==== Data to process

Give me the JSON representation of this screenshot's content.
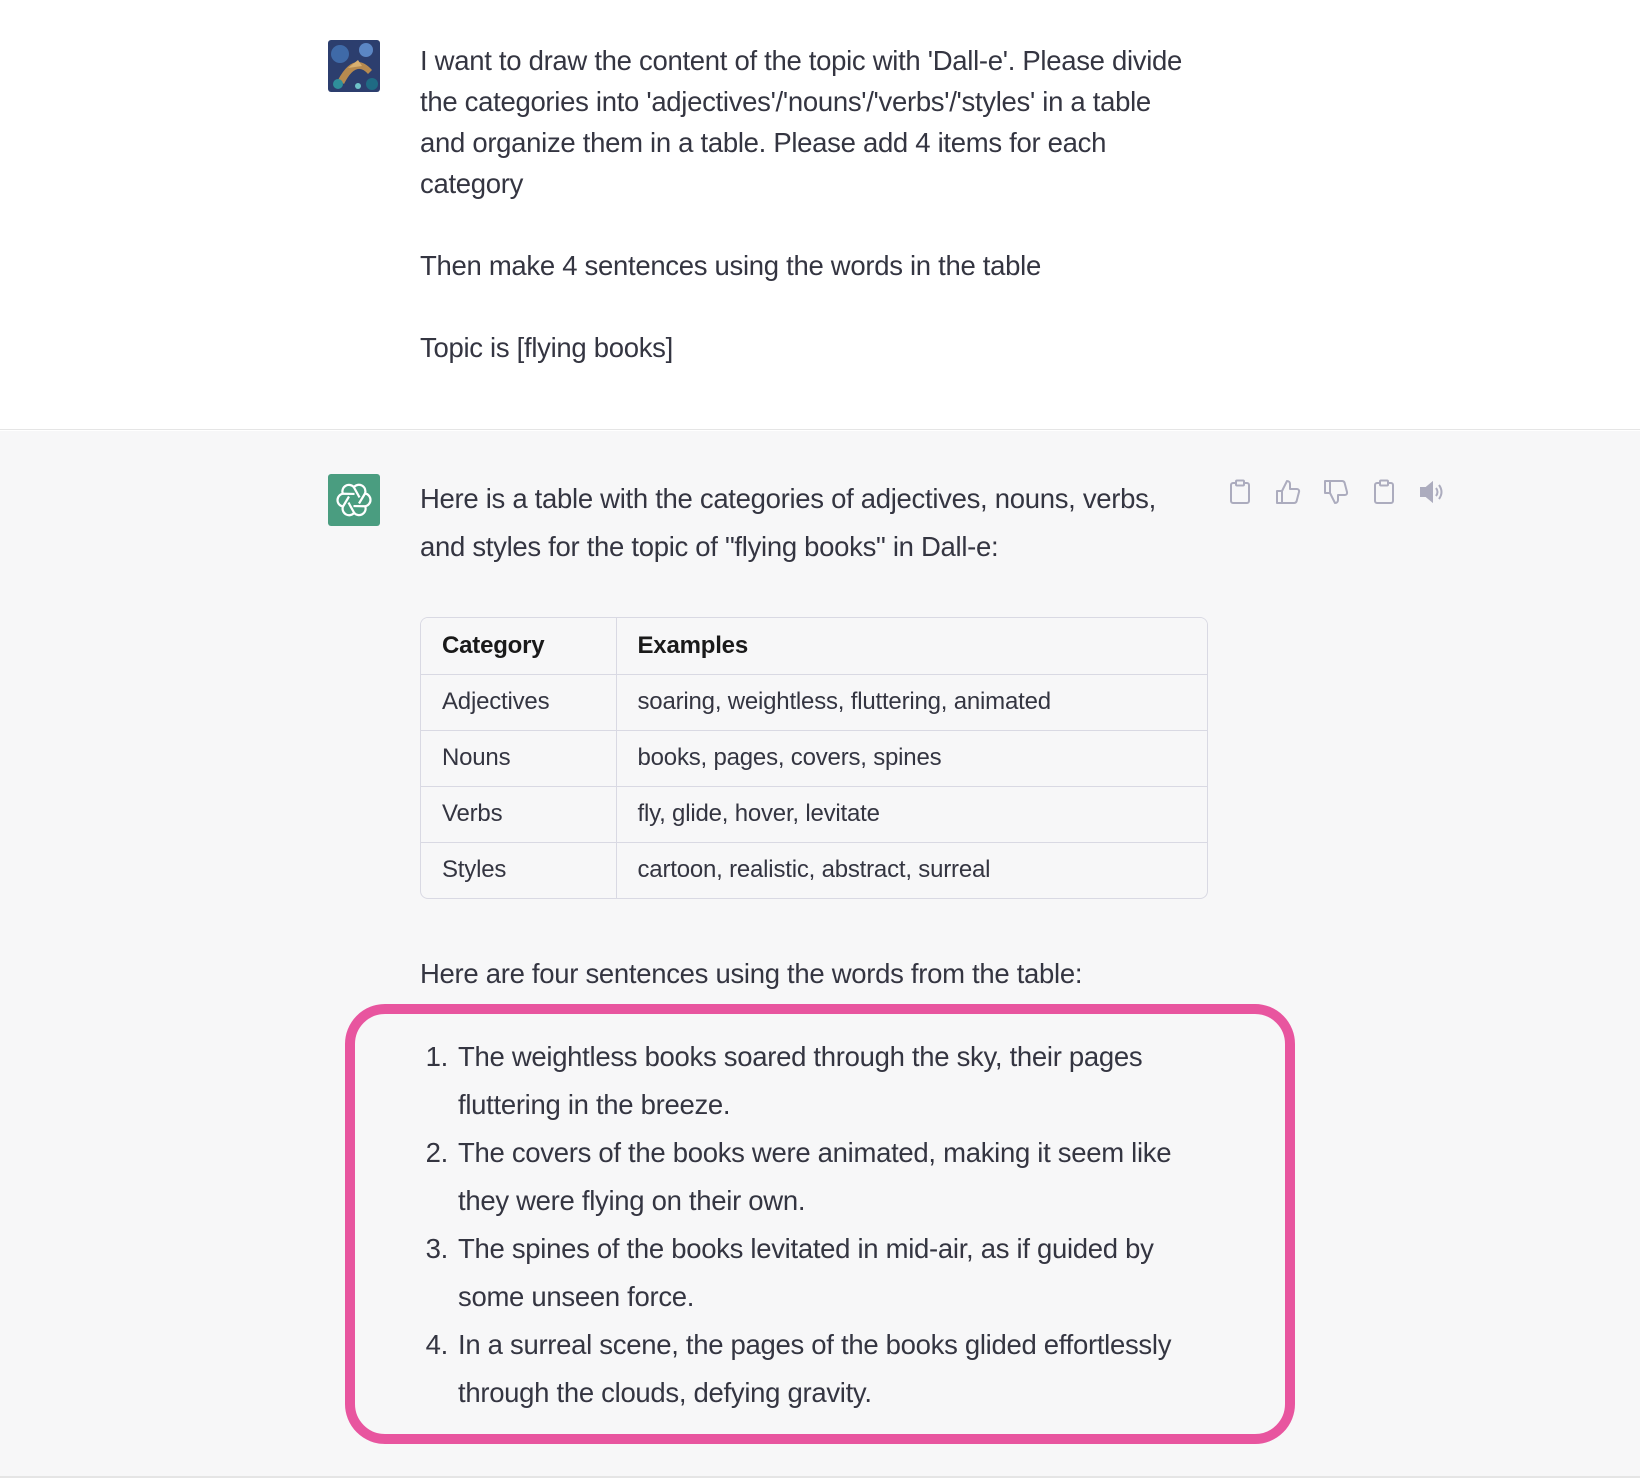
{
  "user_message": {
    "paragraphs": [
      "I want to draw the content of the topic with 'Dall-e'. Please divide the categories into 'adjectives'/'nouns'/'verbs'/'styles' in a table and organize them in a table. Please add 4 items for each category",
      "Then make 4 sentences using the words in the table",
      "Topic is [flying books]"
    ]
  },
  "assistant_message": {
    "intro": "Here is a table with the categories of adjectives, nouns, verbs, and styles for the topic of \"flying books\" in Dall-e:",
    "table": {
      "headers": [
        "Category",
        "Examples"
      ],
      "rows": [
        [
          "Adjectives",
          "soaring, weightless, fluttering, animated"
        ],
        [
          "Nouns",
          "books, pages, covers, spines"
        ],
        [
          "Verbs",
          "fly, glide, hover, levitate"
        ],
        [
          "Styles",
          "cartoon, realistic, abstract, surreal"
        ]
      ]
    },
    "outro": "Here are four sentences using the words from the table:",
    "sentences": [
      {
        "num": "1.",
        "text": "The weightless books soared through the sky, their pages fluttering in the breeze."
      },
      {
        "num": "2.",
        "text": "The covers of the books were animated, making it seem like they were flying on their own."
      },
      {
        "num": "3.",
        "text": "The spines of the books levitated in mid-air, as if guided by some unseen force."
      },
      {
        "num": "4.",
        "text": "In a surreal scene, the pages of the books glided effortlessly through the clouds, defying gravity."
      }
    ],
    "actions": [
      "copy-icon",
      "thumbs-up-icon",
      "thumbs-down-icon",
      "clipboard-icon",
      "speaker-icon"
    ]
  },
  "colors": {
    "highlight": "#e8559f",
    "bot_avatar": "#4a9d80",
    "assistant_bg": "#f7f7f8"
  }
}
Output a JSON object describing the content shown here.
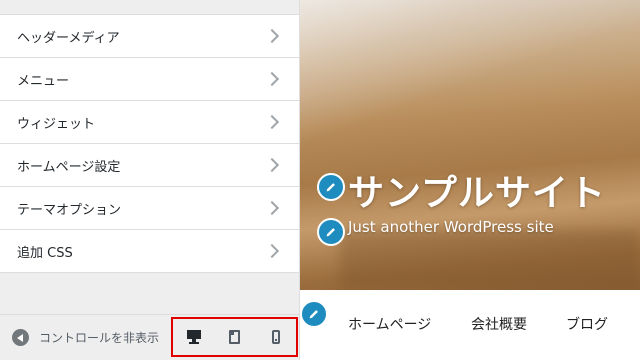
{
  "sidebar": {
    "items": [
      {
        "label": "ヘッダーメディア"
      },
      {
        "label": "メニュー"
      },
      {
        "label": "ウィジェット"
      },
      {
        "label": "ホームページ設定"
      },
      {
        "label": "テーマオプション"
      },
      {
        "label": "追加 CSS"
      }
    ],
    "collapse_label": "コントロールを非表示",
    "devices": [
      "desktop-icon",
      "tablet-icon",
      "mobile-icon"
    ]
  },
  "preview": {
    "site_title": "サンプルサイト",
    "tagline": "Just another WordPress site",
    "nav": [
      "ホームページ",
      "会社概要",
      "ブログ"
    ]
  },
  "colors": {
    "accent": "#1e8cbe",
    "highlight_border": "#e00000"
  }
}
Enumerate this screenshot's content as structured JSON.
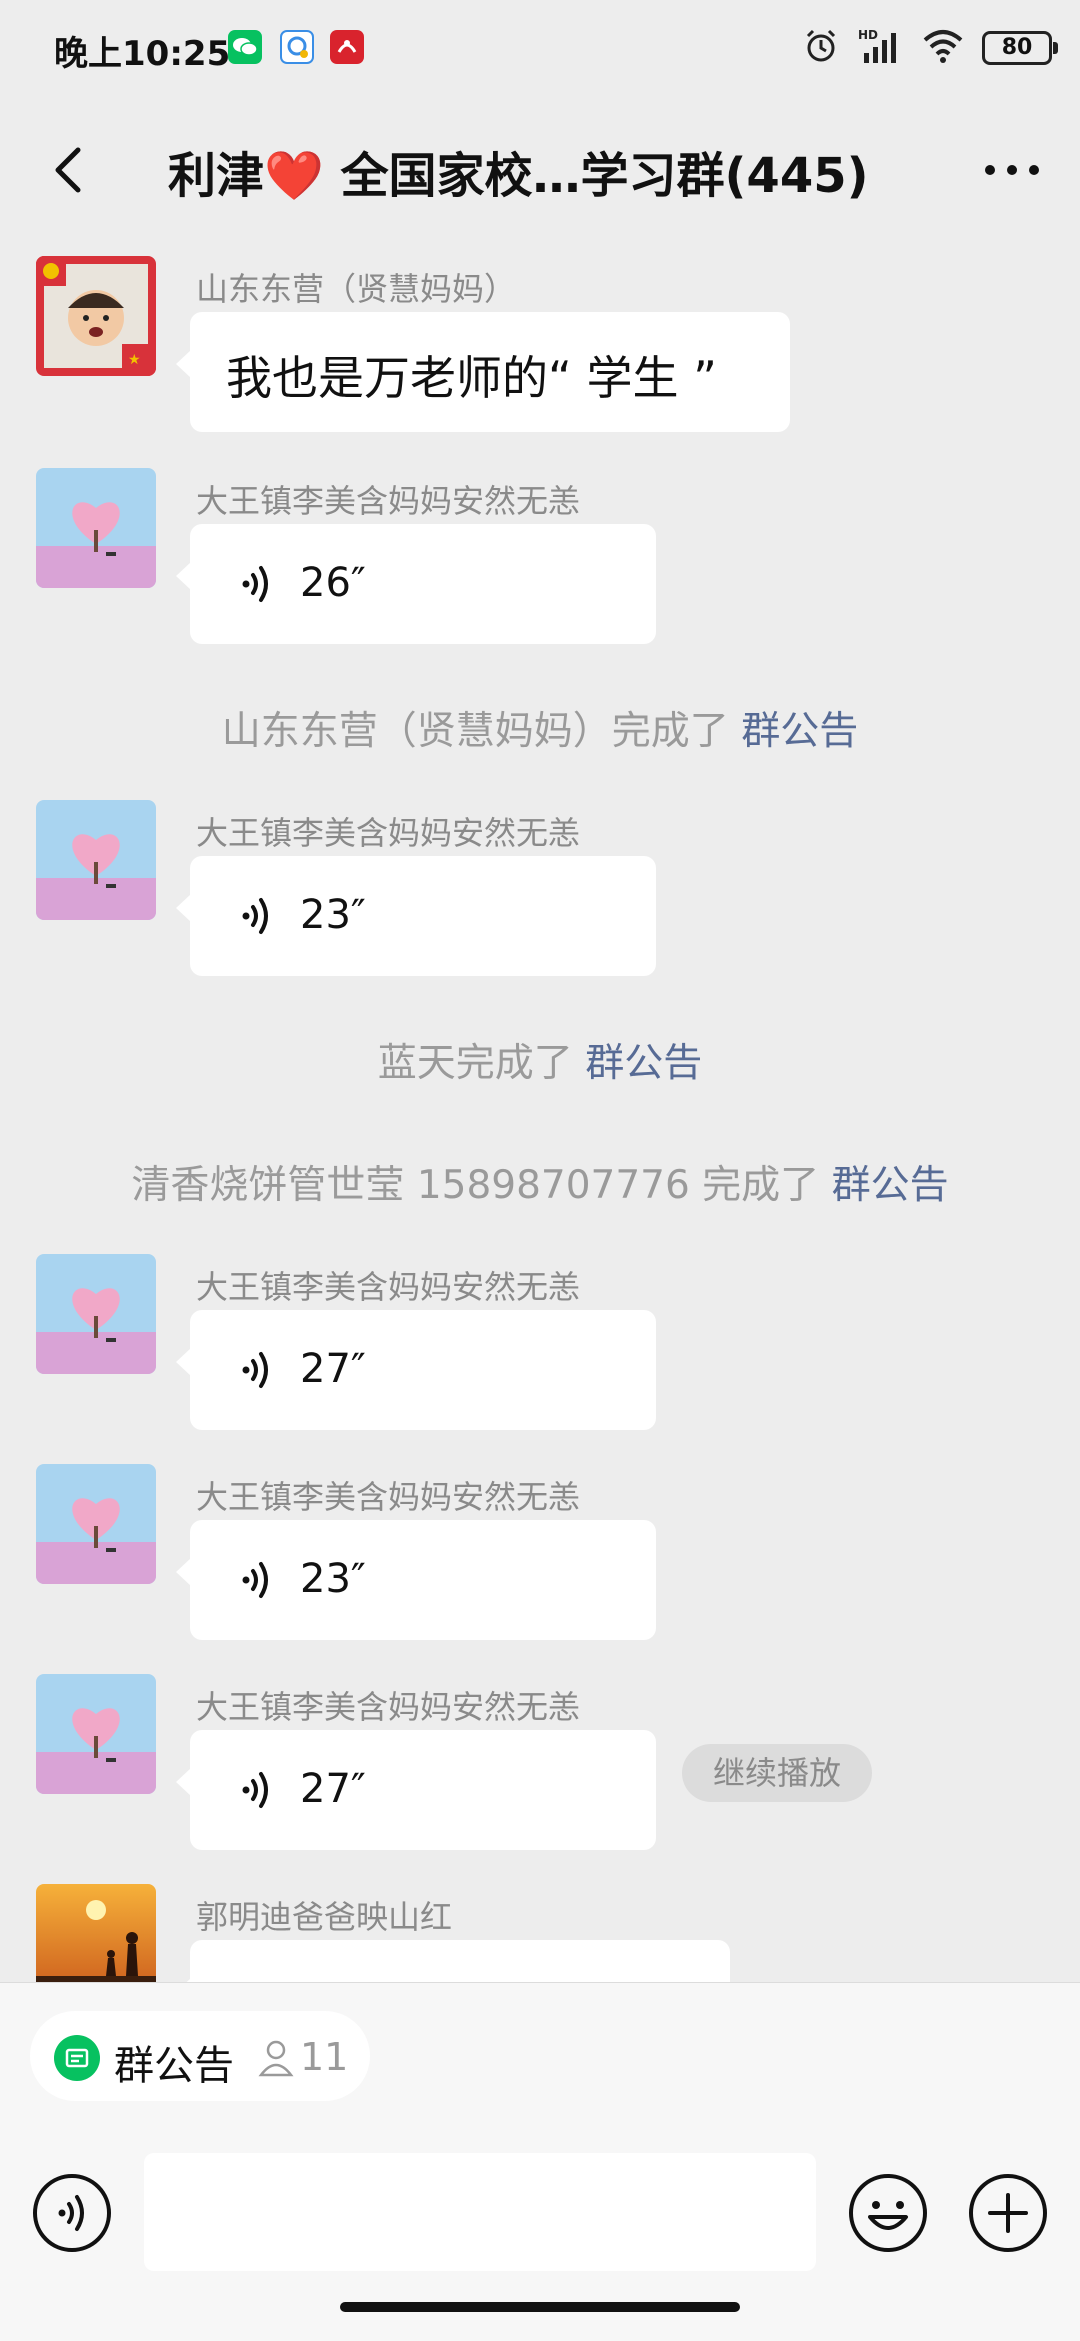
{
  "status_bar": {
    "time": "晚上10:25",
    "battery": "80"
  },
  "nav": {
    "title_prefix": "利津",
    "heart": "❤️",
    "title_suffix": " 全国家校…学习群(445)"
  },
  "messages": [
    {
      "sender": "山东东营（贤慧妈妈）",
      "text": "我也是万老师的“ 学生 ”"
    },
    {
      "sender": "大王镇李美含妈妈安然无恙",
      "duration": "26″"
    },
    {
      "sender": "大王镇李美含妈妈安然无恙",
      "duration": "23″"
    },
    {
      "sender": "大王镇李美含妈妈安然无恙",
      "duration": "27″"
    },
    {
      "sender": "大王镇李美含妈妈安然无恙",
      "duration": "23″"
    },
    {
      "sender": "大王镇李美含妈妈安然无恙",
      "duration": "27″"
    },
    {
      "sender": "郭明迪爸爸映山红"
    }
  ],
  "system_notices": [
    {
      "text": "山东东营（贤慧妈妈）完成了 ",
      "link": "群公告"
    },
    {
      "text": "蓝天完成了 ",
      "link": "群公告"
    },
    {
      "text": "清香烧饼管世莹 15898707776 完成了 ",
      "link": "群公告"
    }
  ],
  "continue_play": "继续播放",
  "bottom": {
    "notice_label": "群公告",
    "notice_count": "11"
  },
  "colors": {
    "background": "#ededed",
    "link": "#576b95",
    "accent_green": "#07c160",
    "heart": "#e0243a"
  }
}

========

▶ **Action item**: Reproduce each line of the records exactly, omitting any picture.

▶ **Exercise answer**:
Give me the JSON representation of this screenshot's content.
{
  "user_message": {
    "paragraphs": [
      "I want to draw the content of the topic with 'Dall-e'. Please divide the categories into 'adjectives'/'nouns'/'verbs'/'styles' in a table and organize them in a table. Please add 4 items for each category",
      "Then make 4 sentences using the words in the table",
      "Topic is [flying books]"
    ]
  },
  "assistant_message": {
    "intro": "Here is a table with the categories of adjectives, nouns, verbs, and styles for the topic of \"flying books\" in Dall-e:",
    "table": {
      "headers": [
        "Category",
        "Examples"
      ],
      "rows": [
        [
          "Adjectives",
          "soaring, weightless, fluttering, animated"
        ],
        [
          "Nouns",
          "books, pages, covers, spines"
        ],
        [
          "Verbs",
          "fly, glide, hover, levitate"
        ],
        [
          "Styles",
          "cartoon, realistic, abstract, surreal"
        ]
      ]
    },
    "outro": "Here are four sentences using the words from the table:",
    "sentences": [
      {
        "num": "1.",
        "text": "The weightless books soared through the sky, their pages fluttering in the breeze."
      },
      {
        "num": "2.",
        "text": "The covers of the books were animated, making it seem like they were flying on their own."
      },
      {
        "num": "3.",
        "text": "The spines of the books levitated in mid-air, as if guided by some unseen force."
      },
      {
        "num": "4.",
        "text": "In a surreal scene, the pages of the books glided effortlessly through the clouds, defying gravity."
      }
    ],
    "actions": [
      "copy-icon",
      "thumbs-up-icon",
      "thumbs-down-icon",
      "clipboard-icon",
      "speaker-icon"
    ]
  },
  "colors": {
    "highlight": "#e8559f",
    "bot_avatar": "#4a9d80",
    "assistant_bg": "#f7f7f8"
  }
}
Output a JSON object describing the content shown here.
{
  "sidebar": {
    "items": [
      {
        "label": "ヘッダーメディア"
      },
      {
        "label": "メニュー"
      },
      {
        "label": "ウィジェット"
      },
      {
        "label": "ホームページ設定"
      },
      {
        "label": "テーマオプション"
      },
      {
        "label": "追加 CSS"
      }
    ],
    "collapse_label": "コントロールを非表示",
    "devices": [
      "desktop-icon",
      "tablet-icon",
      "mobile-icon"
    ]
  },
  "preview": {
    "site_title": "サンプルサイト",
    "tagline": "Just another WordPress site",
    "nav": [
      "ホームページ",
      "会社概要",
      "ブログ"
    ]
  },
  "colors": {
    "accent": "#1e8cbe",
    "highlight_border": "#e00000"
  }
}
Enumerate this screenshot's content as structured JSON.
{
  "status_bar": {
    "time": "晚上10:25",
    "battery": "80"
  },
  "nav": {
    "title_prefix": "利津",
    "heart": "❤️",
    "title_suffix": " 全国家校…学习群(445)"
  },
  "messages": [
    {
      "sender": "山东东营（贤慧妈妈）",
      "text": "我也是万老师的“ 学生 ”"
    },
    {
      "sender": "大王镇李美含妈妈安然无恙",
      "duration": "26″"
    },
    {
      "sender": "大王镇李美含妈妈安然无恙",
      "duration": "23″"
    },
    {
      "sender": "大王镇李美含妈妈安然无恙",
      "duration": "27″"
    },
    {
      "sender": "大王镇李美含妈妈安然无恙",
      "duration": "23″"
    },
    {
      "sender": "大王镇李美含妈妈安然无恙",
      "duration": "27″"
    },
    {
      "sender": "郭明迪爸爸映山红"
    }
  ],
  "system_notices": [
    {
      "text": "山东东营（贤慧妈妈）完成了 ",
      "link": "群公告"
    },
    {
      "text": "蓝天完成了 ",
      "link": "群公告"
    },
    {
      "text": "清香烧饼管世莹 15898707776 完成了 ",
      "link": "群公告"
    }
  ],
  "continue_play": "继续播放",
  "bottom": {
    "notice_label": "群公告",
    "notice_count": "11"
  },
  "colors": {
    "background": "#ededed",
    "link": "#576b95",
    "accent_green": "#07c160",
    "heart": "#e0243a"
  }
}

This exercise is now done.